1985, the confirmation
Parallel to Stefan Edberg'S 1984 season, tennis world is changing: Ivan Lendl won his first Grand Slam title (in a memorable final at Roland Garros against John McEnroe) and proved that it was possible to compete and beat the biggest.

So the year 1985 begins with an awareness of young players (Becker and Edberg in particular). Stefan's attack game, even though inappropriate for the clay courts of Paris, allows him to make an excellent Roland Garros, defeated in the quarter finals by Jimmy Connors.

At Wimbledon, he will bow in the second round against Kevin Curren, who beat McEnroe in the following round before losing in the final against Becker. Yes, Boris Becker, the rival of the junior Edberg. Before lifting the trophy, the German defeated Nystrom, Mayotte, Leconte, Jarryd and then Curren. The new talents are capable of beating the best players in the world. Becker was just there to prove it.

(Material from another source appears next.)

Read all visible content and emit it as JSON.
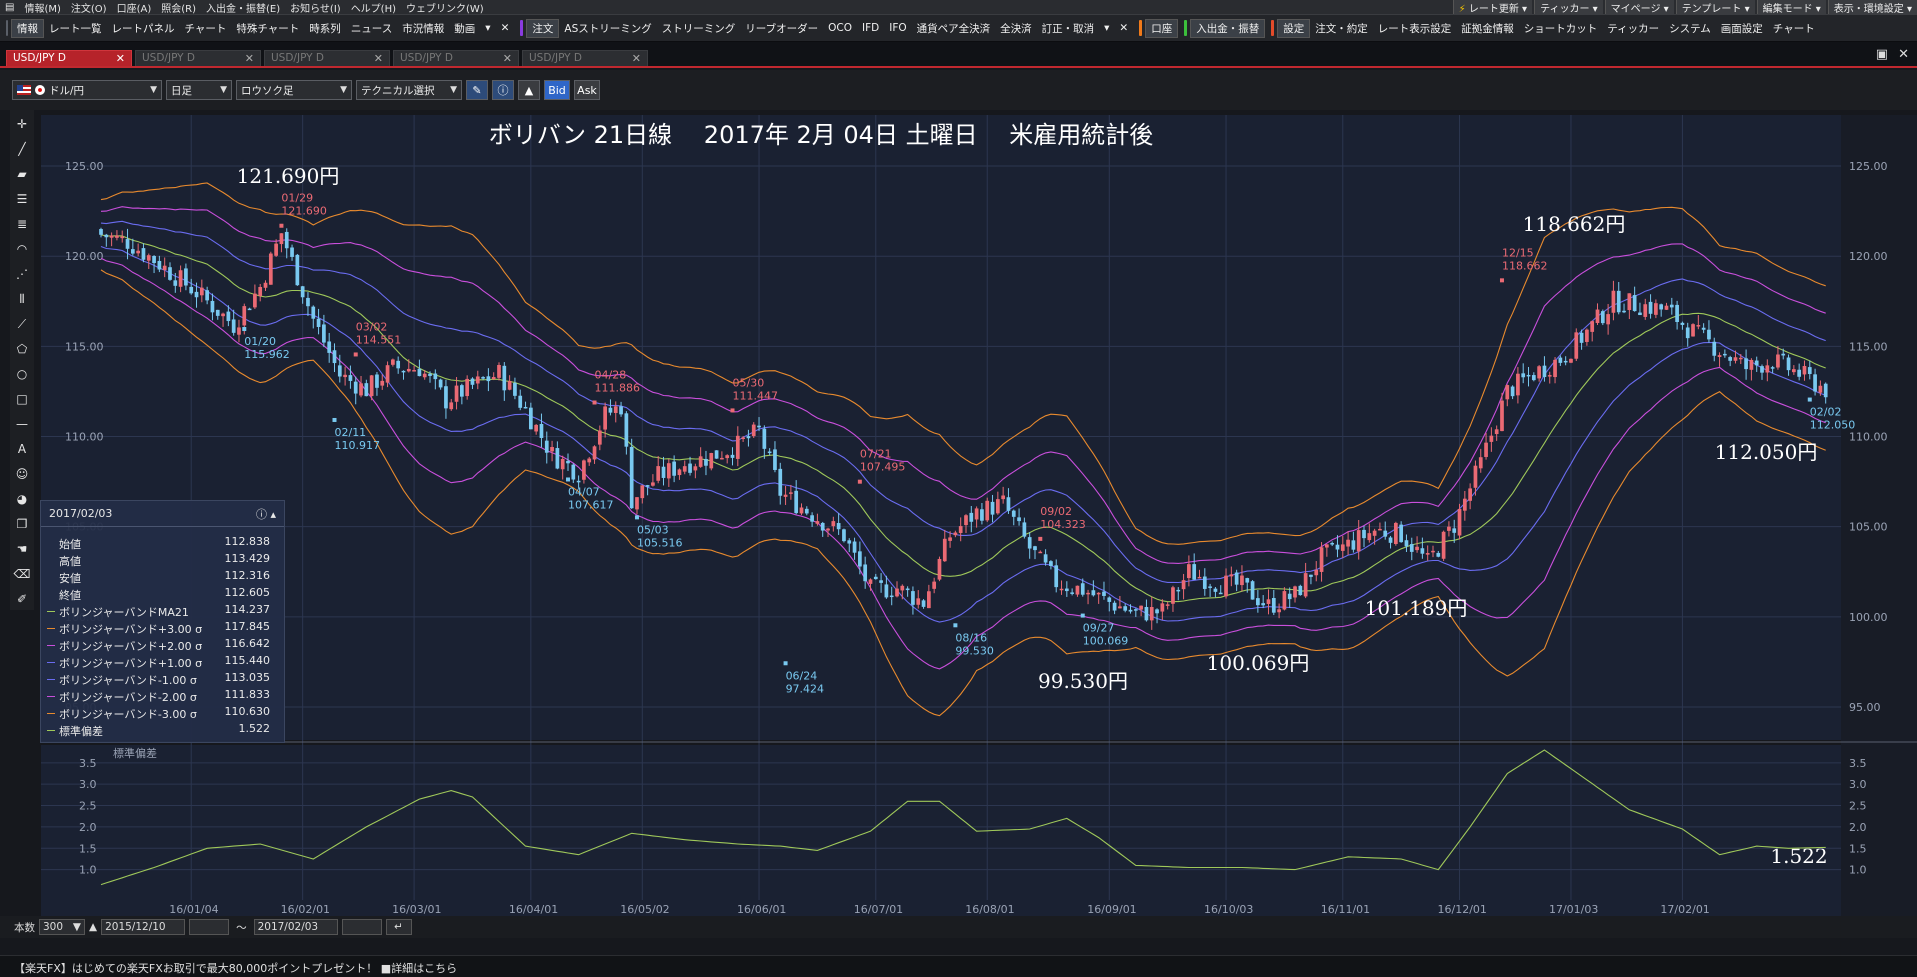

Edberg thus arrives at Flushing Meadows with big ambitions for the U.S. Open, although he does not like this tournament. Annoyed by the surrounding noise, he can not perform his best tennis. He will lose against Connors in the fourth round.

Stefan still won three titles that year, indoor, Basel, San Francisco and Memphis. But he lacks the big Grand Slam result.

Australian Open 1985, the consecration
On the Kooyong grass, everyone agrees that Wilander (double title), Lendl and McEnroe will play leading roles. Edberg, seeded number five is the big odd of the tournament. In the second round, Stefan plays very poorly against the local Willy Masur. The Swede saved two match points before going on. An incredible victory that opened the doors to the quarter finals as the previous year. Then an easy match against the Dutch Schapers offers young Edberg the chance to challenge the World No. 1 Ivan Lendl, recent winner of the US Open. Opposition of styles, Lendl's perfect groundstrokes against the incredible volleys of the Swede. Not a gift for his career first Grand Slam semifinal.

But the game keeps all its promises. Edberg disrupts the Czech, but when the latter wins the first set at the tiebreak, the Viking is believed to have no big chances. Stefan has the merit to hold, hanging on to his efficient service, his backhand volleys and killing backhand. It glues together at one set all. And 6-1 in the third set. Lendl recovers, we will therefore see a fifth set.

Edberg, remains true to his convictions. Going forward, save all breakpoints on the fly before concluding, 9 games to 7.

Here he is in the Australian Open final. His first Grand Slam final! Cons... Mats Wilander, favorite to win, leading 4-1 in the head-to-head with Edberg. But Stefan has already beaten him in a tournament final, remember, it was in Milan.

And it is in a final without much suspense, that Stefan Edberg destroys his compatriot, yet double title holder. 6-4 6-3 6-3, a clear score and without burrs, where Edberg just played his tennis. Wilander was never able to find the solution, unable to distill his passing shots.

So the first Grand Slam title was won by Stefan Edberg in Australia. Fully deserved by this player with such a remarkable style of play.

This title is not due to chance. The natural talent of the player, the explosion of the younger generation (with Becker), playing ultra-aggressive, his fluency on grass, and good results in 1983 and 1984 make of him finally, a logic winner of the Australian Open.

Bravo, Champion.

Read the original article in French

Stefan Edberg, last winner on grass

 

Add comment


Security code
Refresh